▸ **Source data**

# # # # #

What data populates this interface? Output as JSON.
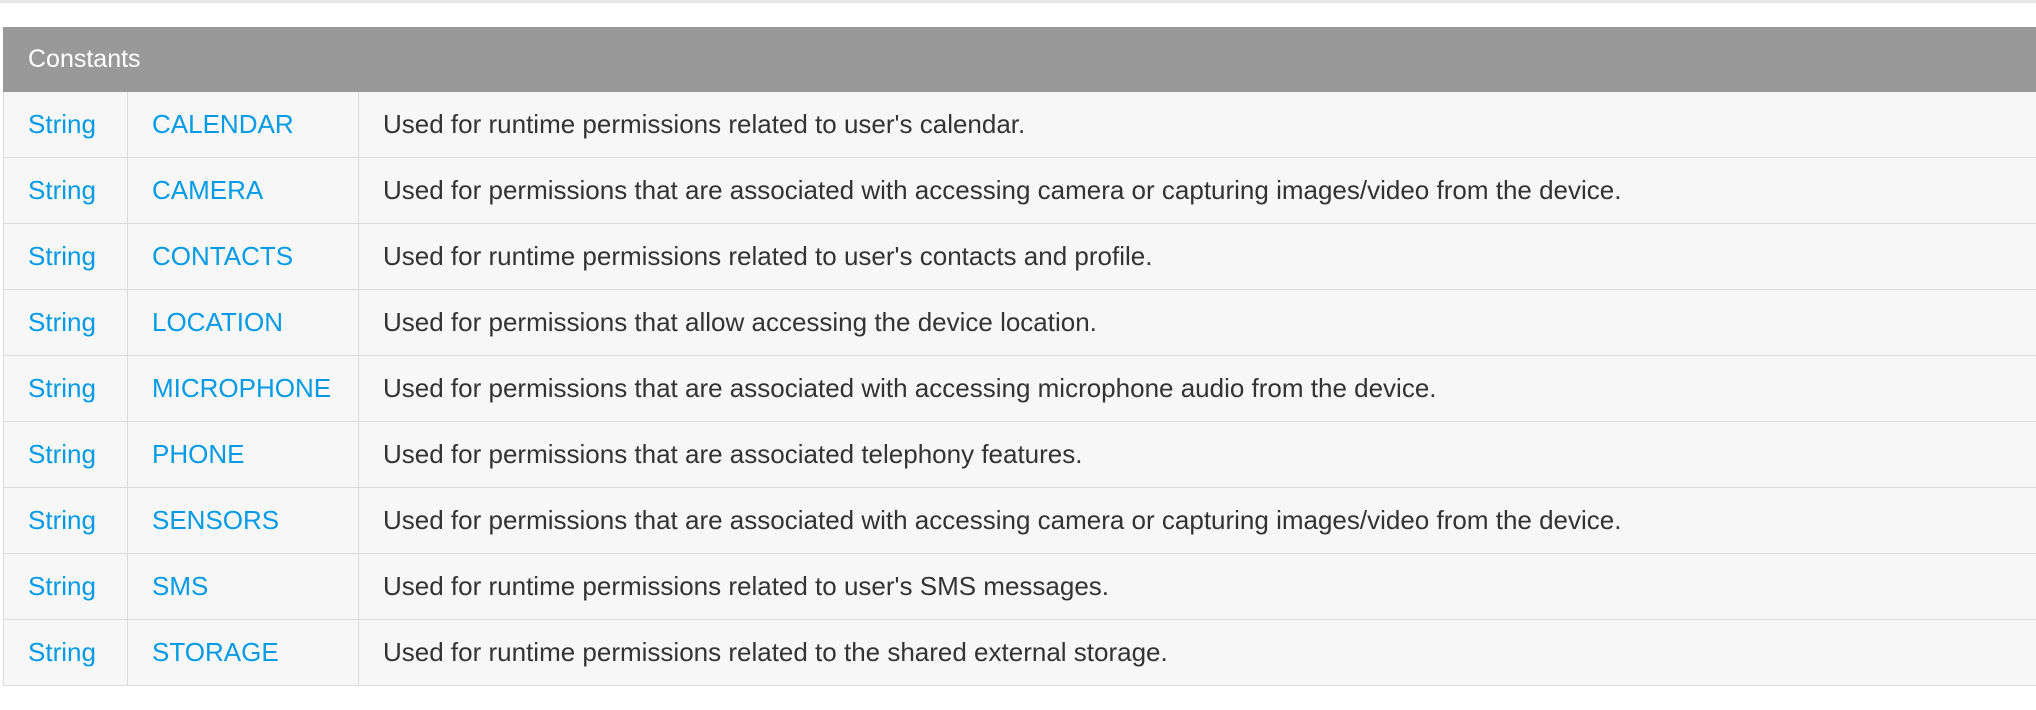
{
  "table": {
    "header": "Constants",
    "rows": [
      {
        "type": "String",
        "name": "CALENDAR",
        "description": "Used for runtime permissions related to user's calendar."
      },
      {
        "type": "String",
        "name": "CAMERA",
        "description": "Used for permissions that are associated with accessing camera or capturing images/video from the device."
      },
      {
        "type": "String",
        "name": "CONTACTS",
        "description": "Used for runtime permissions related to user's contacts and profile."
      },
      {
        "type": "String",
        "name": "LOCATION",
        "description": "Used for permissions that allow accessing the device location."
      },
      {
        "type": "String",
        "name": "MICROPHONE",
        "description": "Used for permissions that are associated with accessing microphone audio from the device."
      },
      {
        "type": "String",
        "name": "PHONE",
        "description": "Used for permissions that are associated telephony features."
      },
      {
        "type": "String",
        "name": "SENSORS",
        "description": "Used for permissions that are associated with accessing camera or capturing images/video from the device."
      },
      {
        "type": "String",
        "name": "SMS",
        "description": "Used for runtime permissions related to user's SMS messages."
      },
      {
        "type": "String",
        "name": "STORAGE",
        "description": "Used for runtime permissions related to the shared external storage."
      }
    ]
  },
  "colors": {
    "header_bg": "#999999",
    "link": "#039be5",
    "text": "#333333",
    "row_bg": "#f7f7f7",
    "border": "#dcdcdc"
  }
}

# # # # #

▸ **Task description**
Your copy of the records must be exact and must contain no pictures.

▸ **Your solution**
What data populates this interface? Output as JSON.
{
  "table": {
    "header": "Constants",
    "rows": [
      {
        "type": "String",
        "name": "CALENDAR",
        "description": "Used for runtime permissions related to user's calendar."
      },
      {
        "type": "String",
        "name": "CAMERA",
        "description": "Used for permissions that are associated with accessing camera or capturing images/video from the device."
      },
      {
        "type": "String",
        "name": "CONTACTS",
        "description": "Used for runtime permissions related to user's contacts and profile."
      },
      {
        "type": "String",
        "name": "LOCATION",
        "description": "Used for permissions that allow accessing the device location."
      },
      {
        "type": "String",
        "name": "MICROPHONE",
        "description": "Used for permissions that are associated with accessing microphone audio from the device."
      },
      {
        "type": "String",
        "name": "PHONE",
        "description": "Used for permissions that are associated telephony features."
      },
      {
        "type": "String",
        "name": "SENSORS",
        "description": "Used for permissions that are associated with accessing camera or capturing images/video from the device."
      },
      {
        "type": "String",
        "name": "SMS",
        "description": "Used for runtime permissions related to user's SMS messages."
      },
      {
        "type": "String",
        "name": "STORAGE",
        "description": "Used for runtime permissions related to the shared external storage."
      }
    ]
  },
  "colors": {
    "header_bg": "#999999",
    "link": "#039be5",
    "text": "#333333",
    "row_bg": "#f7f7f7",
    "border": "#dcdcdc"
  }
}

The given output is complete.